Record set:
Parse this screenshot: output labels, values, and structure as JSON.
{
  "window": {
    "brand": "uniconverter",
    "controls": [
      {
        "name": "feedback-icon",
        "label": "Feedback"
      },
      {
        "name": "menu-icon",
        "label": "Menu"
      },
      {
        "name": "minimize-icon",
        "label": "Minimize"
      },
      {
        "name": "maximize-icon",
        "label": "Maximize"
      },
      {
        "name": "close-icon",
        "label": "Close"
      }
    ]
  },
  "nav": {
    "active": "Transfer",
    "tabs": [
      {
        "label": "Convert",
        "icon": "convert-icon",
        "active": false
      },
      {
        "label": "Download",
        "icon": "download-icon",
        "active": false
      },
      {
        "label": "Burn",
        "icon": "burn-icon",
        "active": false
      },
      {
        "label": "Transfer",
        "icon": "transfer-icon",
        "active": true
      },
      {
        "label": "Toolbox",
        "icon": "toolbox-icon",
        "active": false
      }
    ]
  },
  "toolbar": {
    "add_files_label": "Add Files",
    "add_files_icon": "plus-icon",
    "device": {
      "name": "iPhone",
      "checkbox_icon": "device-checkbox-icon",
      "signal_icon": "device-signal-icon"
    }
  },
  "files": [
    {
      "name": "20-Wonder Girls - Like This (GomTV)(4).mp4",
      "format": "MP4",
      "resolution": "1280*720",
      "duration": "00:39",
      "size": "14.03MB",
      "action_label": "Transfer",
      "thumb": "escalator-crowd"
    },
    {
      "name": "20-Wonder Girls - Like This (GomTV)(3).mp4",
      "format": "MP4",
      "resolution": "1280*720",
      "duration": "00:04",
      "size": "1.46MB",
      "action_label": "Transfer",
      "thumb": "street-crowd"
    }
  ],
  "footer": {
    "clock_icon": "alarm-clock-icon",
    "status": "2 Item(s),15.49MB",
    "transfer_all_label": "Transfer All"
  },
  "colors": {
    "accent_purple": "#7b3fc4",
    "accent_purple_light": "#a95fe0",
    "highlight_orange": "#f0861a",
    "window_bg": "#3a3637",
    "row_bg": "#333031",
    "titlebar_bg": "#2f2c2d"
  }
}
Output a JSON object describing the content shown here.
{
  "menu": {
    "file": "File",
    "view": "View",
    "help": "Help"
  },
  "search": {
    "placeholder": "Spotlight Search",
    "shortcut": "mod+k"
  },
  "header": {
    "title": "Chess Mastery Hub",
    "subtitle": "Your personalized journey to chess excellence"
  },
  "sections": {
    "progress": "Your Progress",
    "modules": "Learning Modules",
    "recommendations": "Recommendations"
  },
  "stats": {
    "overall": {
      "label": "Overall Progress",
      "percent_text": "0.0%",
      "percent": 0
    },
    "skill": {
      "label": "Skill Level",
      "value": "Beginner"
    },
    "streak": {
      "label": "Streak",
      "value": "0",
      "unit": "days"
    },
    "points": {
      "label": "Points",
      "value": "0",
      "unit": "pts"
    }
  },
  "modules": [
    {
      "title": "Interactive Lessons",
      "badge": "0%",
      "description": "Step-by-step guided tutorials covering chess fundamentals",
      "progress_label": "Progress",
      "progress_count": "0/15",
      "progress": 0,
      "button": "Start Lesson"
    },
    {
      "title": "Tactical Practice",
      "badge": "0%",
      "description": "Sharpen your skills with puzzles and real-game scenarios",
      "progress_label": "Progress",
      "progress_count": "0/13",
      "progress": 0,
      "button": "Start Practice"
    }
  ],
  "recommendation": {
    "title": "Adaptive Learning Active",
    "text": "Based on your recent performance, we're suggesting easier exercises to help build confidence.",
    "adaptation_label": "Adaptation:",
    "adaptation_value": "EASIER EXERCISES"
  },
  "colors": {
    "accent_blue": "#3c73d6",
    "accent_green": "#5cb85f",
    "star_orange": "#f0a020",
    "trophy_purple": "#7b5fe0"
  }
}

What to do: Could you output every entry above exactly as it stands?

Answer to the exercise:
Parse this screenshot: output labels, values, and structure as JSON.
{
  "window": {
    "brand": "uniconverter",
    "controls": [
      {
        "name": "feedback-icon",
        "label": "Feedback"
      },
      {
        "name": "menu-icon",
        "label": "Menu"
      },
      {
        "name": "minimize-icon",
        "label": "Minimize"
      },
      {
        "name": "maximize-icon",
        "label": "Maximize"
      },
      {
        "name": "close-icon",
        "label": "Close"
      }
    ]
  },
  "nav": {
    "active": "Transfer",
    "tabs": [
      {
        "label": "Convert",
        "icon": "convert-icon",
        "active": false
      },
      {
        "label": "Download",
        "icon": "download-icon",
        "active": false
      },
      {
        "label": "Burn",
        "icon": "burn-icon",
        "active": false
      },
      {
        "label": "Transfer",
        "icon": "transfer-icon",
        "active": true
      },
      {
        "label": "Toolbox",
        "icon": "toolbox-icon",
        "active": false
      }
    ]
  },
  "toolbar": {
    "add_files_label": "Add Files",
    "add_files_icon": "plus-icon",
    "device": {
      "name": "iPhone",
      "checkbox_icon": "device-checkbox-icon",
      "signal_icon": "device-signal-icon"
    }
  },
  "files": [
    {
      "name": "20-Wonder Girls - Like This (GomTV)(4).mp4",
      "format": "MP4",
      "resolution": "1280*720",
      "duration": "00:39",
      "size": "14.03MB",
      "action_label": "Transfer",
      "thumb": "escalator-crowd"
    },
    {
      "name": "20-Wonder Girls - Like This (GomTV)(3).mp4",
      "format": "MP4",
      "resolution": "1280*720",
      "duration": "00:04",
      "size": "1.46MB",
      "action_label": "Transfer",
      "thumb": "street-crowd"
    }
  ],
  "footer": {
    "clock_icon": "alarm-clock-icon",
    "status": "2 Item(s),15.49MB",
    "transfer_all_label": "Transfer All"
  },
  "colors": {
    "accent_purple": "#7b3fc4",
    "accent_purple_light": "#a95fe0",
    "highlight_orange": "#f0861a",
    "window_bg": "#3a3637",
    "row_bg": "#333031",
    "titlebar_bg": "#2f2c2d"
  }
}
Output a JSON object describing the content shown here.
{
  "menu": {
    "file": "File",
    "view": "View",
    "help": "Help"
  },
  "search": {
    "placeholder": "Spotlight Search",
    "shortcut": "mod+k"
  },
  "header": {
    "title": "Chess Mastery Hub",
    "subtitle": "Your personalized journey to chess excellence"
  },
  "sections": {
    "progress": "Your Progress",
    "modules": "Learning Modules",
    "recommendations": "Recommendations"
  },
  "stats": {
    "overall": {
      "label": "Overall Progress",
      "percent_text": "0.0%",
      "percent": 0
    },
    "skill": {
      "label": "Skill Level",
      "value": "Beginner"
    },
    "streak": {
      "label": "Streak",
      "value": "0",
      "unit": "days"
    },
    "points": {
      "label": "Points",
      "value": "0",
      "unit": "pts"
    }
  },
  "modules": [
    {
      "title": "Interactive Lessons",
      "badge": "0%",
      "description": "Step-by-step guided tutorials covering chess fundamentals",
      "progress_label": "Progress",
      "progress_count": "0/15",
      "progress": 0,
      "button": "Start Lesson"
    },
    {
      "title": "Tactical Practice",
      "badge": "0%",
      "description": "Sharpen your skills with puzzles and real-game scenarios",
      "progress_label": "Progress",
      "progress_count": "0/13",
      "progress": 0,
      "button": "Start Practice"
    }
  ],
  "recommendation": {
    "title": "Adaptive Learning Active",
    "text": "Based on your recent performance, we're suggesting easier exercises to help build confidence.",
    "adaptation_label": "Adaptation:",
    "adaptation_value": "EASIER EXERCISES"
  },
  "colors": {
    "accent_blue": "#3c73d6",
    "accent_green": "#5cb85f",
    "star_orange": "#f0a020",
    "trophy_purple": "#7b5fe0"
  }
}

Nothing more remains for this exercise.